Freedom Now is excited to announce the launch of the UN Working Group on Arbitrary Detention Document Search website – a free to use searchable database of legal case opinions. The UN Working Group on Arbitrary Detention (UNWGAD) is a UN body composed of human rights experts that considers individual cases of arbitrary detention and renders decisions as to whether there have been breaches of international human rights law. This searchable database is a joint pro bono effort between The Office of the United Nations High Commissioner for Human Rights (OHCHR), Freedom Now, and Thomson Reuters.
The OHCHR officially launches this database today while it hosts a Commemorative Event for the 20th Anniversary of the UNWGAD. This one day conference, which is being held in Paris, will include panel discussions about the UNWGAD and its contribution to upholding human rights law.
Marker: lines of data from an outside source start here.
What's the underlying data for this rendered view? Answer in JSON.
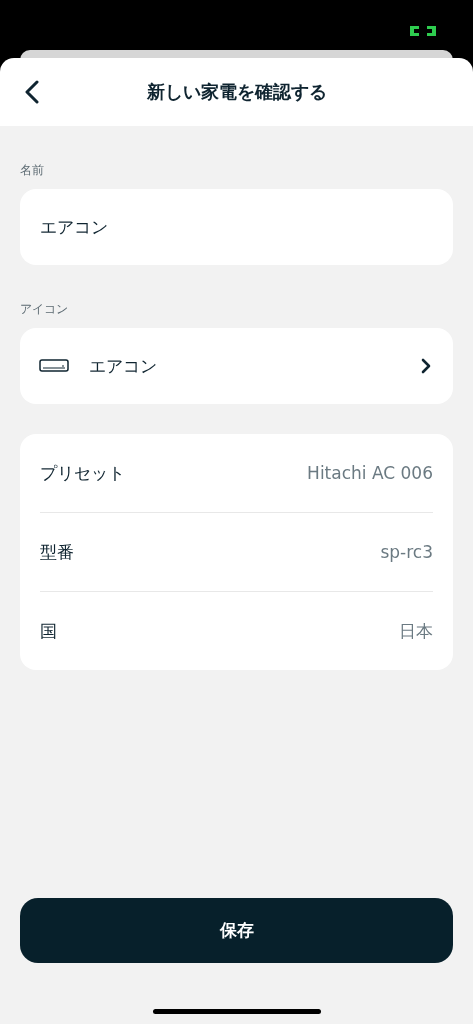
{
  "header": {
    "title": "新しい家電を確認する"
  },
  "name_field": {
    "label": "名前",
    "value": "エアコン"
  },
  "icon_field": {
    "label": "アイコン",
    "value": "エアコン"
  },
  "details": [
    {
      "label": "プリセット",
      "value": "Hitachi AC 006"
    },
    {
      "label": "型番",
      "value": "sp-rc3"
    },
    {
      "label": "国",
      "value": "日本"
    }
  ],
  "save_button": {
    "label": "保存"
  }
}
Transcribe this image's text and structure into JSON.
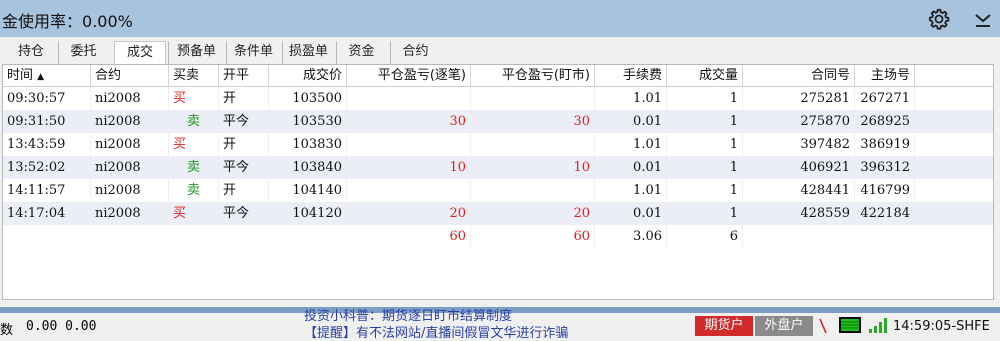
{
  "header": {
    "title": "金使用率：",
    "value": "0.00%",
    "icons": [
      "gear-icon",
      "collapse-icon"
    ]
  },
  "tabs": [
    "持仓",
    "委托",
    "成交",
    "预备单",
    "条件单",
    "损盈单",
    "资金",
    "合约"
  ],
  "active_tab": "成交",
  "table": {
    "columns": [
      "时间",
      "合约",
      "买卖",
      "开平",
      "成交价",
      "平仓盈亏(逐笔)",
      "平仓盈亏(盯市)",
      "手续费",
      "成交量",
      "合同号",
      "主场号"
    ],
    "sort_indicator": "▲",
    "rows": [
      {
        "time": "09:30:57",
        "contract": "ni2008",
        "side": "买",
        "oc": "开",
        "price": "103500",
        "pnl_trade": "",
        "pnl_mtm": "",
        "fee": "1.01",
        "vol": "1",
        "contract_no": "275281",
        "exchange_no": "267271"
      },
      {
        "time": "09:31:50",
        "contract": "ni2008",
        "side": "卖",
        "oc": "平今",
        "price": "103530",
        "pnl_trade": "30",
        "pnl_mtm": "30",
        "fee": "0.01",
        "vol": "1",
        "contract_no": "275870",
        "exchange_no": "268925"
      },
      {
        "time": "13:43:59",
        "contract": "ni2008",
        "side": "买",
        "oc": "开",
        "price": "103830",
        "pnl_trade": "",
        "pnl_mtm": "",
        "fee": "1.01",
        "vol": "1",
        "contract_no": "397482",
        "exchange_no": "386919"
      },
      {
        "time": "13:52:02",
        "contract": "ni2008",
        "side": "卖",
        "oc": "平今",
        "price": "103840",
        "pnl_trade": "10",
        "pnl_mtm": "10",
        "fee": "0.01",
        "vol": "1",
        "contract_no": "406921",
        "exchange_no": "396312"
      },
      {
        "time": "14:11:57",
        "contract": "ni2008",
        "side": "卖",
        "oc": "开",
        "price": "104140",
        "pnl_trade": "",
        "pnl_mtm": "",
        "fee": "1.01",
        "vol": "1",
        "contract_no": "428441",
        "exchange_no": "416799"
      },
      {
        "time": "14:17:04",
        "contract": "ni2008",
        "side": "买",
        "oc": "平今",
        "price": "104120",
        "pnl_trade": "20",
        "pnl_mtm": "20",
        "fee": "0.01",
        "vol": "1",
        "contract_no": "428559",
        "exchange_no": "422184"
      }
    ],
    "totals": {
      "pnl_trade": "60",
      "pnl_mtm": "60",
      "fee": "3.06",
      "vol": "6"
    }
  },
  "status": {
    "label": "数",
    "values": "0.00 0.00",
    "ticker_line1": "投资小科普：期货逐日盯市结算制度",
    "ticker_line2": "【提醒】有不法网站/直播间假冒文华进行诈骗",
    "btn_futures": "期货户",
    "btn_external": "外盘户",
    "time": "14:59:05-SHFE"
  },
  "colors": {
    "titlebar": "#a8c3dd",
    "buy": "#e02020",
    "sell": "#1a9a1a",
    "profit": "#e02020",
    "alt_row": "#ebeef6",
    "futures_btn": "#d02a2a",
    "external_btn": "#8a8a8a",
    "ticker_text": "#2a3fa8"
  }
}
Panelists will include Freedom Now’s founder Jared Genser and former Freedom Now client, Mr. Haithem Al-Maleh, who was imprisoned in Syria earlier this year.
For the first time, this database will allow users to search most efficiently through UNWGAD opinions. Freedom Now believes that the UNWGAD Document Search website will serve as an invaluable tool for researchers, lawyers, and human rights activists allowing users to search UNWGAD opinions by country, human rights articles and instruments, type of case, and date. The database is available in English, French, and Spanish and is expected to include other languages at a later time.
Start your search: www.unwgaddatabase.org. And to see what Freedom Now has been doing, please go to our website at www.freedom-now.org.
Executive Director Maran Turner said, “As an organization that utilizes the UN Working Group on Arbitrary Detention mechanism and values the contribution this body makes to international human rights, we are thrilled to work with the United Nations and Thomson Reuters in developing this amazing resource.”
Freedom Now would like to thank Hogan Lovells US LLP and DLA Piper whose lawyers contributed their time and talents pro bono to work with Freedom Now on this project.